"He's Mike Corbett's brother," Kai told her. "I want asylum for Leo before he boards this ship."

The soldier shrugged. "Suit yourself," she said, clearly baffled by his request. "We won't hand him over to the authorities."

Only then did Leo understand what Kai had just done. Kendrix, too, seemed to realize what it would mean, her grip on his arm loosening as they were finally allowed to climb into the back of the heliship and take their places with the others.

He rode between the two of them all the way back to Terra Venture. He didn't know what they talked about. He wasn't sure they did talk. He didn't remember any conversation afterward, but it seemed unlikely that a ship full of soldiers had been silent for the entire journey.

When the heliship landed, it was Kendrix who helped him up again, shepherding him toward the hatch and out into the hangar. Mike's commanding soldier type met them outside, and Leo had to look away. He shouldn't even be here. His eye caught on a video terminal, cheerfully flashing pictures of their fellow colonists, and he headed toward it without really thinking.

"Leo," Kai's voice called after him.

He didn't answer, and he heard Kendrix saying, "Just let him go."

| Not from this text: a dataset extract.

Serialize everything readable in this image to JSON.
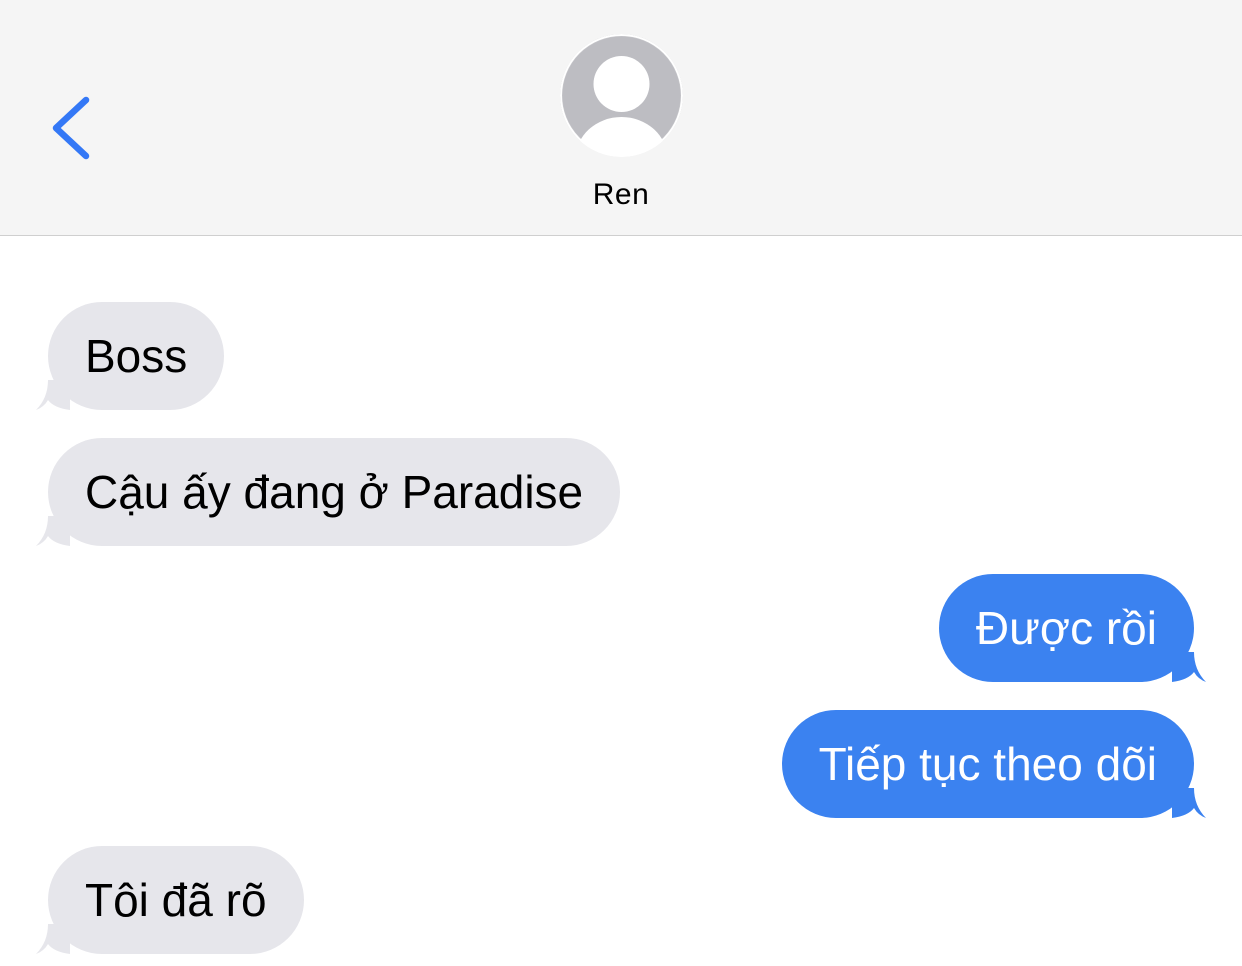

He stood in front of the terminal for a long moment, wondering what he was looking at. He didn't recognize any of these people. Finally the terminal flipped to an image of a young man in a GSA uniform and the information scrolling down the side of the screen disappeared.

"Hello, Leo," the image said, smiling out at him. "How can I help you?"

Leo just stared at it. How did it know who he was? Did it know who he was? He might be hallucinating. Maybe he was dreaming this entire day, and he would wake up on the floor of his friend's house, passport papers still securely in his bag.

"I can direct you anywhere on Terra Venture," the guy on the screen was telling him. "I can help you find anyone or anything you're looking for. If you have any questions--"

"Show me Mike Corbett," Leo interrupted.

The image paused, and he wondered if he was talking to a real person or just some automated computer system. Then the guy's picture shrunk to one side of the screen while a map appeared on the other. There were three markers on it: one said "you are here," and the other two had some kind of drop-down explanation beside them.

"If you're looking for your brother," the guy on the screen said, "you might want to try his room in the GSA dormitories, or his duty station in the control tower. Would you like directions to either of these places?"

The terminal might have weirded him out, if he'd cared enough to find it weird. He let it tell him how to find Mike's room, and then he walked away. The image on the screen called after him to have a nice day.

"Leo!" Kai's voice again. He didn't stop, but all Kai said was, "Lose the uniform before you go out on the streets!"

Lose the uniform. It was barely a conscious thought, but the red sparkled into nothing and he felt body armor imprisoning him again. Back in soldier gear, he was anybody once more. Not worth a second look.

Nobody at all.